In Pakistan, some rape cases have received public attention at various moments: renowned actress Shabnam was gang raped in 1978, Mukhtaran Bibi well known as Mukhtaran Mai was victimized on the orders of a tribal council (Panchayat) in 2002, Dr Shazia Khalid was raped by Major Jhanzaib in 2005 resulting in the late Nawab Akbar Buggti demanding from then COAS and President General Pervez Musharraf that action be taken – which was rejected.
In fact, Musharraf gave a very ugly statement about the issue of sexual violence: he expressed the view that many women claimed rape only to obtain European or American visa and nationality. After that statement, he was criticized from within and outside the country. Views of comparable odiousness have persisted in governments since the era of General Musharraf – equally so in the current one.
In the last five years, reported instances of child abuse have been increasing in Pakistan: Kasur, Rawalpinidi, Karachi, Lahore, Islamabad, Bannu and DI Khan appear to be the hotspots. Many culprits were arrested and some of them got capital punishment but it is difficult to claim that it had any impact on the prevalence of this crime.
Meanwhile, in an age where social media is ever more important, women online face the most odious forms of sexual abuse in terms of trolling and vulgarity.
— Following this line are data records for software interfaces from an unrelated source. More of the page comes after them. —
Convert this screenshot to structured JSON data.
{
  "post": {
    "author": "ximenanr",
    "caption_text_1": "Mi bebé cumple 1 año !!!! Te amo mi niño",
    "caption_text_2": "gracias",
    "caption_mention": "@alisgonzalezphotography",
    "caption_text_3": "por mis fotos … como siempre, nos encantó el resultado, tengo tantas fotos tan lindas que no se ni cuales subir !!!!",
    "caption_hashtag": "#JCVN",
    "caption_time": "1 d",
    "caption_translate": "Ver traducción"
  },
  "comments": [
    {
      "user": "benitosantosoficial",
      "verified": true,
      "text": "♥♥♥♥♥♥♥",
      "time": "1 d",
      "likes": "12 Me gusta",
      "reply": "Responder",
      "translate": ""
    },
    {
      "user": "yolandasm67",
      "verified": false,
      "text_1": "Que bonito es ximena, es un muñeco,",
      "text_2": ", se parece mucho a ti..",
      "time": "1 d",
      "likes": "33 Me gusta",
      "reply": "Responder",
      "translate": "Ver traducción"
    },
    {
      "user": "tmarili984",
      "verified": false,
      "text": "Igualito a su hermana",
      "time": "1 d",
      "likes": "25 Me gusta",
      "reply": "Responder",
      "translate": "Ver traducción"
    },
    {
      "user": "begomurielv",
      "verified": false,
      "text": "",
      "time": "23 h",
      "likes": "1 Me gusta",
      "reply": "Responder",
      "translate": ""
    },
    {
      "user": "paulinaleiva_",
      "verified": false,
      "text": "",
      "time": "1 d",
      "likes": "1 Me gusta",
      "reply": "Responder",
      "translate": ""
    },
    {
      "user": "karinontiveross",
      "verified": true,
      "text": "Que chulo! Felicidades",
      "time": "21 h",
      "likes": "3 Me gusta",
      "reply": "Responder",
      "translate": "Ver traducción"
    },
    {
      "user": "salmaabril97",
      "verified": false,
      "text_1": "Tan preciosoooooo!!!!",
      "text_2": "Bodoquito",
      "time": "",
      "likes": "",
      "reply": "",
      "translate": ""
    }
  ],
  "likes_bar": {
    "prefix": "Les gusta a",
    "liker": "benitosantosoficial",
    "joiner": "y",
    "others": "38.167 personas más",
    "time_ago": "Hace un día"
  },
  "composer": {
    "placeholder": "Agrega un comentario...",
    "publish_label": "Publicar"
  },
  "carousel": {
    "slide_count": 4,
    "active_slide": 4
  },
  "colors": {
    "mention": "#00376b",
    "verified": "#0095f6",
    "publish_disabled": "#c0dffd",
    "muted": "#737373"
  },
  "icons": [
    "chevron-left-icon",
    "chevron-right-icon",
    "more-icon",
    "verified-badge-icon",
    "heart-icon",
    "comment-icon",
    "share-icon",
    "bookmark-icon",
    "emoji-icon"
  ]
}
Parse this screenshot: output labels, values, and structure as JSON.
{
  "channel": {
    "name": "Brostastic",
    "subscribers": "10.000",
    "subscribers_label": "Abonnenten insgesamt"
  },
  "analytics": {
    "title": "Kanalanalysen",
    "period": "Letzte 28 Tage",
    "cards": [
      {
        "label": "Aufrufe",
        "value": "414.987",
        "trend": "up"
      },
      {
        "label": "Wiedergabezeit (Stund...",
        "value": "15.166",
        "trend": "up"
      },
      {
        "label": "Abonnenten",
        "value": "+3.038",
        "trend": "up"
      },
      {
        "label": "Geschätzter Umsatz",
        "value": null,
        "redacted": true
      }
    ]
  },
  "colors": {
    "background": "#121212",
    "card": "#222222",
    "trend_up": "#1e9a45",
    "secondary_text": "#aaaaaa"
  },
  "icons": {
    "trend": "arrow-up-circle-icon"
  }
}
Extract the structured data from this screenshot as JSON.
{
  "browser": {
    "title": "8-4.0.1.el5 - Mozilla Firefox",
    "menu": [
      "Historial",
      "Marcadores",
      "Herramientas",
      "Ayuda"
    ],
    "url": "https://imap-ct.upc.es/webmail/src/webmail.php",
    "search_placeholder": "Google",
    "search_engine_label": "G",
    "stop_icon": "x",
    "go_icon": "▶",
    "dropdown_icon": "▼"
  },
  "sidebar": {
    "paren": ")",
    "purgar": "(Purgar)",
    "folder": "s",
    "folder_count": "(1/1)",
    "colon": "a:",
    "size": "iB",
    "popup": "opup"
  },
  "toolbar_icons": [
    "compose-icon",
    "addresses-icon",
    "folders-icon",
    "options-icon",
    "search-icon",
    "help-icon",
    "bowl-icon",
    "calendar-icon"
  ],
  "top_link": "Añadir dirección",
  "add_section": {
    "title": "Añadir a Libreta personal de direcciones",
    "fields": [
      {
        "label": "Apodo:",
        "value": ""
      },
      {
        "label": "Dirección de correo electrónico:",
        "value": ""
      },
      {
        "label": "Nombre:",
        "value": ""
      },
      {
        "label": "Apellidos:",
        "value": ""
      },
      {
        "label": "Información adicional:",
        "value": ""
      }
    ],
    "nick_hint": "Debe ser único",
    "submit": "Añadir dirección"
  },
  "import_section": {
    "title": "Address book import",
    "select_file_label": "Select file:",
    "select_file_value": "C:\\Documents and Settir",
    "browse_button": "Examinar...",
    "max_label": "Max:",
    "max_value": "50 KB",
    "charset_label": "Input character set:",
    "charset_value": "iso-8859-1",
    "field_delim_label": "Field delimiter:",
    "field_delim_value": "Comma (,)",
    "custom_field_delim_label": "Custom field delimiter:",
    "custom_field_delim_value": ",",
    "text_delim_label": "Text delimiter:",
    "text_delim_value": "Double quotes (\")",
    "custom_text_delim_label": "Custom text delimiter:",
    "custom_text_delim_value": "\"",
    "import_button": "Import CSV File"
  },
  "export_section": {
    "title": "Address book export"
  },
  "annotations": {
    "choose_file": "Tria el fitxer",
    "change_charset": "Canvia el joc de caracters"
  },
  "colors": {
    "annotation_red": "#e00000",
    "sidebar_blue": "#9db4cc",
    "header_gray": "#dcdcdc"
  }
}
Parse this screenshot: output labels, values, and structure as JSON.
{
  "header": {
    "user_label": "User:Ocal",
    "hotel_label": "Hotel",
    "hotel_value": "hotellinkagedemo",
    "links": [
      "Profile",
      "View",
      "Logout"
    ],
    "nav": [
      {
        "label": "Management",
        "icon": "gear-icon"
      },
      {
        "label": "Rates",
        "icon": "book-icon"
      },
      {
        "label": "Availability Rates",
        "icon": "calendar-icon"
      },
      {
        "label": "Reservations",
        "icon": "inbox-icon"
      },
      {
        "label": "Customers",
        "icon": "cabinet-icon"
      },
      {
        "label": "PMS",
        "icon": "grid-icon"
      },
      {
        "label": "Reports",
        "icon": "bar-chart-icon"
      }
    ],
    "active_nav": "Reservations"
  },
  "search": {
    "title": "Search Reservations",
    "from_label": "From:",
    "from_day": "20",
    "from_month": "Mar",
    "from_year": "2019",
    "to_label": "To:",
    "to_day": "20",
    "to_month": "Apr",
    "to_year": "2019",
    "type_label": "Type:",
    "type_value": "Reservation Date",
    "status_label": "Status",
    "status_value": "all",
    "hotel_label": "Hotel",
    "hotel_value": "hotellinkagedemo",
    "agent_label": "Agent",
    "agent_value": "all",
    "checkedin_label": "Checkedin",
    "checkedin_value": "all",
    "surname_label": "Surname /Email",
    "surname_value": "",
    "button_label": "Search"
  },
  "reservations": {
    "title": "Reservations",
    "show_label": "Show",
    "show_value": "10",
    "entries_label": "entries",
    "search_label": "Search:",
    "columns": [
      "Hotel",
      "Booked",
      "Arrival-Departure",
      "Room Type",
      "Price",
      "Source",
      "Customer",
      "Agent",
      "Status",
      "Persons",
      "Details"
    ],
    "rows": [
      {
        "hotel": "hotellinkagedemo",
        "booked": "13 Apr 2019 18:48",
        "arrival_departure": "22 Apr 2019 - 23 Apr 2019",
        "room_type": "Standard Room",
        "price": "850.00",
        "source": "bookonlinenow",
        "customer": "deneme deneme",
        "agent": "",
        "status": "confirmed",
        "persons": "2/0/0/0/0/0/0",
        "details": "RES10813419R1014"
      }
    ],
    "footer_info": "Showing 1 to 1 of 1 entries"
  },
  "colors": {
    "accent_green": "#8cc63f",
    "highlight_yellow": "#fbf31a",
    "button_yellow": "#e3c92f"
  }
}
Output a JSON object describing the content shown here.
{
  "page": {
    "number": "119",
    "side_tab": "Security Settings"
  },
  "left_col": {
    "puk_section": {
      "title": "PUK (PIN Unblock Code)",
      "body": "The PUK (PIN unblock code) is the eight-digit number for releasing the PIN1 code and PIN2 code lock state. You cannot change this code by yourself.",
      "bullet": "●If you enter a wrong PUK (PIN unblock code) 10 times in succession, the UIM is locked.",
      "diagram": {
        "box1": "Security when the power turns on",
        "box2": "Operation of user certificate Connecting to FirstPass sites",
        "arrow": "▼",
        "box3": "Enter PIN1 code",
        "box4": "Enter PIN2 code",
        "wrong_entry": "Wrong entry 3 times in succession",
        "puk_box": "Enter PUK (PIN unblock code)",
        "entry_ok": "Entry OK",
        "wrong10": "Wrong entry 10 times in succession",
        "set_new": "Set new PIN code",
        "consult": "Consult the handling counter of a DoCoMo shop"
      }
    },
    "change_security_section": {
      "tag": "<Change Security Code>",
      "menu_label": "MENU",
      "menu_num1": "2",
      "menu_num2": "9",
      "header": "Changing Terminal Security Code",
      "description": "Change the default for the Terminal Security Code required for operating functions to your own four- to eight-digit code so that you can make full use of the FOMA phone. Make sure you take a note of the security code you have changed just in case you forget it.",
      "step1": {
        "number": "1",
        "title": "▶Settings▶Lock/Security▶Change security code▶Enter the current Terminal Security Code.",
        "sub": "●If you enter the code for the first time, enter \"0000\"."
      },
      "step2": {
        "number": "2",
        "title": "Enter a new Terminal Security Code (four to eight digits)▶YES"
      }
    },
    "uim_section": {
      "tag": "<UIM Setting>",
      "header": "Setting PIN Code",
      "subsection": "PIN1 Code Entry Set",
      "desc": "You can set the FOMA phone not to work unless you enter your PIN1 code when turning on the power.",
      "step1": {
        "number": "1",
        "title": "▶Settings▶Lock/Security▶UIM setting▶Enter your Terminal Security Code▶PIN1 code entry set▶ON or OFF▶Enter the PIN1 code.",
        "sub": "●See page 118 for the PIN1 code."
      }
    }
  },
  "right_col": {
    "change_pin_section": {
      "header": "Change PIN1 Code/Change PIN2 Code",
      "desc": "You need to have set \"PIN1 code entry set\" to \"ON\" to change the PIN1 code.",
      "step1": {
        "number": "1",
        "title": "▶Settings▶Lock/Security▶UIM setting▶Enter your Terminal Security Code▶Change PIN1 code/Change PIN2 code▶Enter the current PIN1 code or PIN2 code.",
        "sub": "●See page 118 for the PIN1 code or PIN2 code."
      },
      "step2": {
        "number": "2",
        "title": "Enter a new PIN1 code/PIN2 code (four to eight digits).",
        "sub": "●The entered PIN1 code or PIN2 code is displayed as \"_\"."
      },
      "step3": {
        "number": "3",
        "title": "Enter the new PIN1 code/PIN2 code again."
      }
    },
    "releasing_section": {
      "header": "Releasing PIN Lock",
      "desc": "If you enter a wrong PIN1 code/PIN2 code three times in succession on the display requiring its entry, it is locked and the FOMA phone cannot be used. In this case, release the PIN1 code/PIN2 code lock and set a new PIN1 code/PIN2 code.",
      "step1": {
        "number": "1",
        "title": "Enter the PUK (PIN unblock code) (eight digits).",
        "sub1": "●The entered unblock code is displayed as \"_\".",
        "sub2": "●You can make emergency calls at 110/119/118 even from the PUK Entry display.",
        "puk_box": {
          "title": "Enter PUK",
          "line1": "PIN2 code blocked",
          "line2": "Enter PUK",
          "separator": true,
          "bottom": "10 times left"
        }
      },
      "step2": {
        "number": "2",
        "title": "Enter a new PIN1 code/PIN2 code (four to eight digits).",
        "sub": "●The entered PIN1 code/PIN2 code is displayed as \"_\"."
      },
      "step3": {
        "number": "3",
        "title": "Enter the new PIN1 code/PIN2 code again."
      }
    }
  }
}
This culture was started by the social media teams of the current ruling party PTI which were and are supported by their mainstream leaderships. Other political parties like PML-N started to follow the same nasty approach: Maryam Nawaz Sharif leader of PML N, Dr Shireen Mazari from PTI and various outspoken female journalists are under siege from this abusive culture. The Pride of Pakistan, youngest ever Nobel Laureate Malala Yousafzai, has not been spared such treatment on social media.
Recently, the federal government passed two ordinances that “change the definition of rape” and are aimed at awarding exemplary punishment to rapists, including chemical castration and hanging. This ordinance came into existence after the rape incident that happened on the Lahore Sialkot Motorway where on 09 September, a mother of two children was raped in front of them.
Perhaps most importantly, it is the need of the time to enforce all such laws consistently and firmly. Extraordinarily inhuman punishments, which are often called for by charged citizens, are not the solution.
One of the long-term aspects to be considered is better education, especially around topics related to consent and sexuality. Many people from our male-dominated society oppose sex education while discussing intimate parts with great detail when fighting someone!